(Element data from apps and pages)
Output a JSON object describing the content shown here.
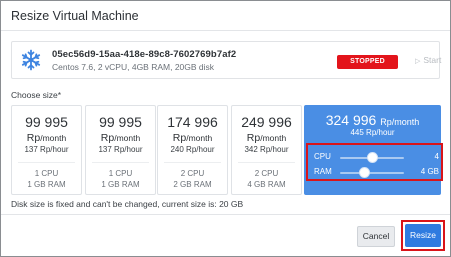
{
  "dialog": {
    "title": "Resize Virtual Machine"
  },
  "vm": {
    "name": "05ec56d9-15aa-418e-89c8-7602769b7af2",
    "spec": "Centos 7.6, 2 vCPU, 4GB RAM, 20GB disk",
    "status": "STOPPED",
    "status_color": "#e3141b",
    "start_label": "Start",
    "icon": "vm-snowflake-icon"
  },
  "choose_label": "Choose size*",
  "plans": [
    {
      "price": "99 995",
      "currency": "Rp",
      "per_month": "/month",
      "hourly": "137 Rp/hour",
      "cpu": "1 CPU",
      "ram": "1 GB RAM"
    },
    {
      "price": "99 995",
      "currency": "Rp",
      "per_month": "/month",
      "hourly": "137 Rp/hour",
      "cpu": "1 CPU",
      "ram": "1 GB RAM"
    },
    {
      "price": "174 996",
      "currency": "Rp",
      "per_month": "/month",
      "hourly": "240 Rp/hour",
      "cpu": "2 CPU",
      "ram": "2 GB RAM"
    },
    {
      "price": "249 996",
      "currency": "Rp",
      "per_month": "/month",
      "hourly": "342 Rp/hour",
      "cpu": "2 CPU",
      "ram": "4 GB RAM"
    }
  ],
  "custom_plan": {
    "price": "324 996",
    "currency_unit": "Rp/month",
    "hourly": "445 Rp/hour",
    "accent_color": "#4a8ee4",
    "cpu": {
      "label": "CPU",
      "value": "4",
      "level": 0.5
    },
    "ram": {
      "label": "RAM",
      "value": "4 GB",
      "level": 0.375
    }
  },
  "disk_note": "Disk size is fixed and can't be changed, current size is: 20 GB",
  "footer": {
    "cancel_label": "Cancel",
    "resize_label": "Resize",
    "resize_color": "#2f7be0"
  }
}
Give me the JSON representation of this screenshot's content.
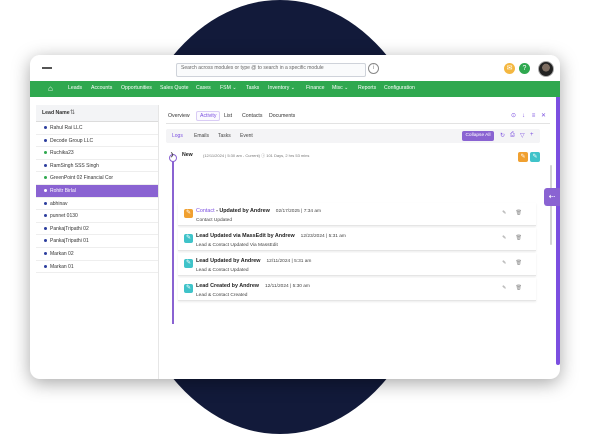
{
  "search": {
    "placeholder": "Search across modules or type @ to search in a specific module"
  },
  "topbar": {
    "help_symbol": "?"
  },
  "nav": {
    "items": [
      "Leads",
      "Accounts",
      "Opportunities",
      "Sales Quote",
      "Cases",
      "FSM ⌄",
      "Tasks",
      "Inventory ⌄",
      "Finance",
      "Misc ⌄",
      "Reports",
      "Configuration"
    ]
  },
  "left": {
    "header": "Lead Name",
    "leads": [
      {
        "name": "Rahul Rai LLC",
        "color": "#2c3e9e"
      },
      {
        "name": "Decode Group LLC",
        "color": "#2c3e9e"
      },
      {
        "name": "Ruchika23",
        "color": "#2fa84f"
      },
      {
        "name": "RamSingh SSS Singh",
        "color": "#2c3e9e"
      },
      {
        "name": "GreenPoint 02 Financial Cor",
        "color": "#2fa84f"
      },
      {
        "name": "Rohitr Birlal",
        "color": "#ffffff",
        "selected": true
      },
      {
        "name": "abhinav",
        "color": "#2c3e9e"
      },
      {
        "name": "punnet 0130",
        "color": "#2c3e9e"
      },
      {
        "name": "PankajTripathi 02",
        "color": "#2c3e9e"
      },
      {
        "name": "PankajTripathi 01",
        "color": "#2c3e9e"
      },
      {
        "name": "Markan 02",
        "color": "#2c3e9e"
      },
      {
        "name": "Markan 01",
        "color": "#2c3e9e"
      }
    ]
  },
  "main": {
    "tabs": [
      "Overview",
      "Activity",
      "List",
      "Contacts",
      "Documents"
    ],
    "active_tab": "Activity",
    "subtabs": [
      "Logs",
      "Emails",
      "Tasks",
      "Event"
    ],
    "collapse_label": "Collapse All",
    "section": {
      "label": "New",
      "meta": "(12/11/2024 | 5:30 am - Current)  ⓘ  101 Days, 2 hrs 53 mins"
    },
    "cards": [
      {
        "title_link": "Contact",
        "title": " - Updated by Andrew",
        "time": "02/17/2025 | 7:34 am",
        "sub": "Contact Updated",
        "icon_color": "#f0a030"
      },
      {
        "title_link": "",
        "title": "Lead Updated via MassEdit by Andrew",
        "time": "12/23/2024 | 5:31 am",
        "sub": "Lead & Contact Updated Via MassEdit",
        "icon_color": "#3fc3c9"
      },
      {
        "title_link": "",
        "title": "Lead Updated by Andrew",
        "time": "12/11/2024 | 5:31 am",
        "sub": "Lead & Contact Updated",
        "icon_color": "#3fc3c9"
      },
      {
        "title_link": "",
        "title": "Lead Created by Andrew",
        "time": "12/11/2024 | 5:30 am",
        "sub": "Lead & Contact Created",
        "icon_color": "#3fc3c9"
      }
    ]
  },
  "colors": {
    "nav_green": "#2fa84f",
    "accent_purple": "#8a63d2",
    "backdrop_navy": "#121a3a"
  }
}
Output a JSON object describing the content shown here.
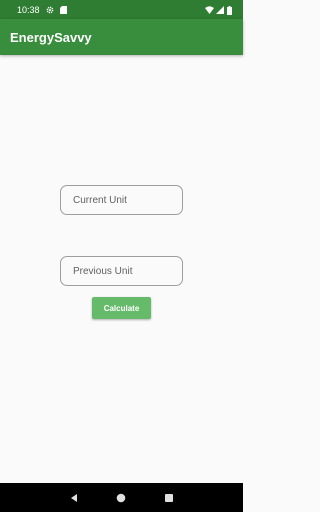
{
  "status_bar": {
    "time": "10:38",
    "icons": [
      "gear-icon",
      "sd-card-icon",
      "wifi-icon",
      "signal-icon",
      "battery-icon"
    ]
  },
  "app_bar": {
    "title": "EnergySavvy",
    "color": "#388e3c"
  },
  "form": {
    "current_unit": {
      "placeholder": "Current Unit",
      "value": ""
    },
    "previous_unit": {
      "placeholder": "Previous Unit",
      "value": ""
    },
    "calculate_label": "Calculate",
    "button_color": "#66bb6a"
  },
  "nav_bar": {
    "icons": [
      "back-icon",
      "home-icon",
      "recents-icon"
    ]
  }
}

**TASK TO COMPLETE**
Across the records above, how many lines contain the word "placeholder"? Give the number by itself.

**OUTPUT FOR THIS TASK**
3